Problem description
Pull out every line with the word "first" from the entries below.

#### Entries supplied ####

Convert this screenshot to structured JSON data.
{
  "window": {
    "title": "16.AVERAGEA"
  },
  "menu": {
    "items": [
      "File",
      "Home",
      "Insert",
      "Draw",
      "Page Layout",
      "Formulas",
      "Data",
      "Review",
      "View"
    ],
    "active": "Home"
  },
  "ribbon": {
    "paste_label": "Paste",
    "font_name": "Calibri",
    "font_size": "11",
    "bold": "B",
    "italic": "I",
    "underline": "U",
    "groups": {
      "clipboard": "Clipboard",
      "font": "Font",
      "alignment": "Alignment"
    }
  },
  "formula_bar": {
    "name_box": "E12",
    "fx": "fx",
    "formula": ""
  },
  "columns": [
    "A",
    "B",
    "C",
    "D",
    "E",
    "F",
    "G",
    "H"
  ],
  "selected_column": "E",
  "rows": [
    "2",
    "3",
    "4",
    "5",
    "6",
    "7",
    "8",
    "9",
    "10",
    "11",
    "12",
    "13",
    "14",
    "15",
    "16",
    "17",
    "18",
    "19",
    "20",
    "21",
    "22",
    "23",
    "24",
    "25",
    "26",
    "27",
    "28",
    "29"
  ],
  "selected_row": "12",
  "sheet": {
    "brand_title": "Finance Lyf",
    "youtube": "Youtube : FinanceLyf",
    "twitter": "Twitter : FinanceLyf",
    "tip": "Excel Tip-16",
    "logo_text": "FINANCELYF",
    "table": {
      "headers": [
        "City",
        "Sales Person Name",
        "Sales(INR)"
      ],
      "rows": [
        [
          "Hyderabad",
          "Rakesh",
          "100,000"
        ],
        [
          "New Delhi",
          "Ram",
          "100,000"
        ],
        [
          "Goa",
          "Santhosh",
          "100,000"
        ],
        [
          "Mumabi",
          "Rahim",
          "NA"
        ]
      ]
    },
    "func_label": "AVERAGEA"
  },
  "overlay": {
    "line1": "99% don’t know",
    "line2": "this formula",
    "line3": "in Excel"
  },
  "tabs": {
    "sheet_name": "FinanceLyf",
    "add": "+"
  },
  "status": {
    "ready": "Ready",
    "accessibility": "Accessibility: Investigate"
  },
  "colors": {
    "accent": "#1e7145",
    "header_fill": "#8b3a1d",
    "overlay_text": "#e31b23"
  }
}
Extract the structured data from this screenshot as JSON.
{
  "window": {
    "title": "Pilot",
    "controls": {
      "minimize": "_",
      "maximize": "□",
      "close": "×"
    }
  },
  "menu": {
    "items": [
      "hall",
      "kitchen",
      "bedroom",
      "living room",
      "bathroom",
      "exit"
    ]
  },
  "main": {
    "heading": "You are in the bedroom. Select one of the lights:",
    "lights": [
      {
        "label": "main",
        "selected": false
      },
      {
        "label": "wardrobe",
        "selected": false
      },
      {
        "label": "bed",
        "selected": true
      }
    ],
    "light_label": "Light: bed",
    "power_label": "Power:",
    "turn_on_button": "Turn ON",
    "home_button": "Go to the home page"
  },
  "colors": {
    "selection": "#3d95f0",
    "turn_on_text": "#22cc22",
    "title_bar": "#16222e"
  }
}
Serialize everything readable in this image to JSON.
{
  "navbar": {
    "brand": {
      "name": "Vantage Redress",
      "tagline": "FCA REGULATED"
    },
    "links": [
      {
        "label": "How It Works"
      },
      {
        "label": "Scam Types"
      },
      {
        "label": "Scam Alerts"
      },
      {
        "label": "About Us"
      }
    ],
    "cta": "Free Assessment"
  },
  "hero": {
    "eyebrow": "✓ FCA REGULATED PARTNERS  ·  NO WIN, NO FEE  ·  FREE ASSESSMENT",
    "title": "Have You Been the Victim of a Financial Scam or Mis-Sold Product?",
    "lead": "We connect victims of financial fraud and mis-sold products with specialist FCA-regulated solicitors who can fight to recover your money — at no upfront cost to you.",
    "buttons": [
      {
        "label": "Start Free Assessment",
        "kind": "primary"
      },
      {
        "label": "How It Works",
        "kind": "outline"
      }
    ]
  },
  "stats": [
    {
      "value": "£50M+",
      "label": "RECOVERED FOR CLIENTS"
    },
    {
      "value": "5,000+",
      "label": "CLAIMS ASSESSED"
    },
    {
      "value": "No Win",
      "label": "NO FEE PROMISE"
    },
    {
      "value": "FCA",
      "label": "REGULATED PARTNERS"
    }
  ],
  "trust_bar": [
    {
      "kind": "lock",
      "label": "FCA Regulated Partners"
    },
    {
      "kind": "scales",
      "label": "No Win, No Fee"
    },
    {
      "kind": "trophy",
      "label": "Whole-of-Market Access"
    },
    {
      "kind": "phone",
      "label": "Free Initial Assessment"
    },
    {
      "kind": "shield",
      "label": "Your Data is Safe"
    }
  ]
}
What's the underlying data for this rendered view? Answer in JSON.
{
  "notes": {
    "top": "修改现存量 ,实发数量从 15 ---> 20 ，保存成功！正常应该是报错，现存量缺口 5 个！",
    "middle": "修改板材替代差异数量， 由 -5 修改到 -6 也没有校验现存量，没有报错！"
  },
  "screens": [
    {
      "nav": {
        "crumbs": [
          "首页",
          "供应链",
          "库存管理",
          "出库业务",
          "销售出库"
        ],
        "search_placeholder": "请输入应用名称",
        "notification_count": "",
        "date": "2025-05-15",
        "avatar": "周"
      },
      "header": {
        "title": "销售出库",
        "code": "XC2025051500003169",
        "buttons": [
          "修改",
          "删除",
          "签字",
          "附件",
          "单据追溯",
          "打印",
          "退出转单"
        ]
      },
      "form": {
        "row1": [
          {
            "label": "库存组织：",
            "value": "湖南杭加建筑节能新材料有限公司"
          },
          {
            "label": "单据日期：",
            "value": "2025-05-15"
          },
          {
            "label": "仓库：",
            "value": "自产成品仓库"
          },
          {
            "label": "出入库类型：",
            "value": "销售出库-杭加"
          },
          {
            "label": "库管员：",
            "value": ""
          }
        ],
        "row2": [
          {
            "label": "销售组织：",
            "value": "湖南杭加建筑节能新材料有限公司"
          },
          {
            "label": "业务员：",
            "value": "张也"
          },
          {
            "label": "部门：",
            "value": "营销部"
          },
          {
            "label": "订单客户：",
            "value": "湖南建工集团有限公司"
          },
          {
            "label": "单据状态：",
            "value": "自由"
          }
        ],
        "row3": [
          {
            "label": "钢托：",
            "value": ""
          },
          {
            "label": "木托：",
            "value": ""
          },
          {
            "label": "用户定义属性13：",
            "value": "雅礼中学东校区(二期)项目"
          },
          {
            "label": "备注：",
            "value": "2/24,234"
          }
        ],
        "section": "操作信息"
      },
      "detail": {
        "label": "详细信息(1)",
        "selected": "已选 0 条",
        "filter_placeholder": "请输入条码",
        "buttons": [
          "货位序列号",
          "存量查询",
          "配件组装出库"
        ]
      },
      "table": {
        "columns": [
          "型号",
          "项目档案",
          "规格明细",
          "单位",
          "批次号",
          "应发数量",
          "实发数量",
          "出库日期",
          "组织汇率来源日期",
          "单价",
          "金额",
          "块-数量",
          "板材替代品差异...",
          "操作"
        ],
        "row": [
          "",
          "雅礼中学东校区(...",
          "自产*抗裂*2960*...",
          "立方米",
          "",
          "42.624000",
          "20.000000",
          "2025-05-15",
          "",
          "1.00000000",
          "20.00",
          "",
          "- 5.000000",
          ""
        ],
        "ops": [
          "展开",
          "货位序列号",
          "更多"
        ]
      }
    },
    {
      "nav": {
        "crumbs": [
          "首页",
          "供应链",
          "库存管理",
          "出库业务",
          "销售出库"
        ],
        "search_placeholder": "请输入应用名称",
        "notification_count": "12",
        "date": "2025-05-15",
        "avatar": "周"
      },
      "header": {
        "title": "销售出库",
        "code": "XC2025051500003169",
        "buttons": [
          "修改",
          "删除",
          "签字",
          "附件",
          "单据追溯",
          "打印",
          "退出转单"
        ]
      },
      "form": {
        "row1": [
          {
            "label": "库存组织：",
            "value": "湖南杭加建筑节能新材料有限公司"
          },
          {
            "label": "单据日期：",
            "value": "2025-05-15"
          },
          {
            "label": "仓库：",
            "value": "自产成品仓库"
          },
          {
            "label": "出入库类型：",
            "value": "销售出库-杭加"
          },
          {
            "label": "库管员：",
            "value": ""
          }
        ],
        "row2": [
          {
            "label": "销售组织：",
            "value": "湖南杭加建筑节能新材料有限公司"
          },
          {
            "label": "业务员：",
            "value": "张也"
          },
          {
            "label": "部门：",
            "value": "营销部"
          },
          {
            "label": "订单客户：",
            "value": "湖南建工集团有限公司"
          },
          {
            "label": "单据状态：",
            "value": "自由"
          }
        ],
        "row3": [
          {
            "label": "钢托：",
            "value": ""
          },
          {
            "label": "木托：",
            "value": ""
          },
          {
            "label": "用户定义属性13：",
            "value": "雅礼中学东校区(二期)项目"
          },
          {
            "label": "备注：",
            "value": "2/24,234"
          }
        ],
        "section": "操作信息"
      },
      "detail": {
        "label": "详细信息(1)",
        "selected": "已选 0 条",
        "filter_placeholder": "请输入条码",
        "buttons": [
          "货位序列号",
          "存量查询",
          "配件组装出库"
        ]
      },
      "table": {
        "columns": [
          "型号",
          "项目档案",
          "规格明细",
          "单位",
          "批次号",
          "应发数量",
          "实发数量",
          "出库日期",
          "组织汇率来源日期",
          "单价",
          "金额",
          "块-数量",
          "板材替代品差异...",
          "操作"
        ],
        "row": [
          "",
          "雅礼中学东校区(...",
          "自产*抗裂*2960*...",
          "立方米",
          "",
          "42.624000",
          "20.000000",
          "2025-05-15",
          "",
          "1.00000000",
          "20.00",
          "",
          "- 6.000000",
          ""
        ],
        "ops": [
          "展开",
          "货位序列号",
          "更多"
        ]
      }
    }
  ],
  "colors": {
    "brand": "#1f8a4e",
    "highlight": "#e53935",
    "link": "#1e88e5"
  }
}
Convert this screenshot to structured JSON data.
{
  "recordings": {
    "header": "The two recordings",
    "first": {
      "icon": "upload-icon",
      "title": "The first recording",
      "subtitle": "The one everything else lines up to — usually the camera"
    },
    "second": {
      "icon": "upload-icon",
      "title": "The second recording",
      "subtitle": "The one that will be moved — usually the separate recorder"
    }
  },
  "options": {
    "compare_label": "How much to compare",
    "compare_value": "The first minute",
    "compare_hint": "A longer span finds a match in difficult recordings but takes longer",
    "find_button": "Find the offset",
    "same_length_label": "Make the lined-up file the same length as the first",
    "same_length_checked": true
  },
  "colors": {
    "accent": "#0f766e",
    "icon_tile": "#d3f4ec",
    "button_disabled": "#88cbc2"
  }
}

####

Solution for this task
    "first": {
      "title": "The first recording",
    "compare_value": "The first minute",
    "same_length_label": "Make the lined-up file the same length as the first",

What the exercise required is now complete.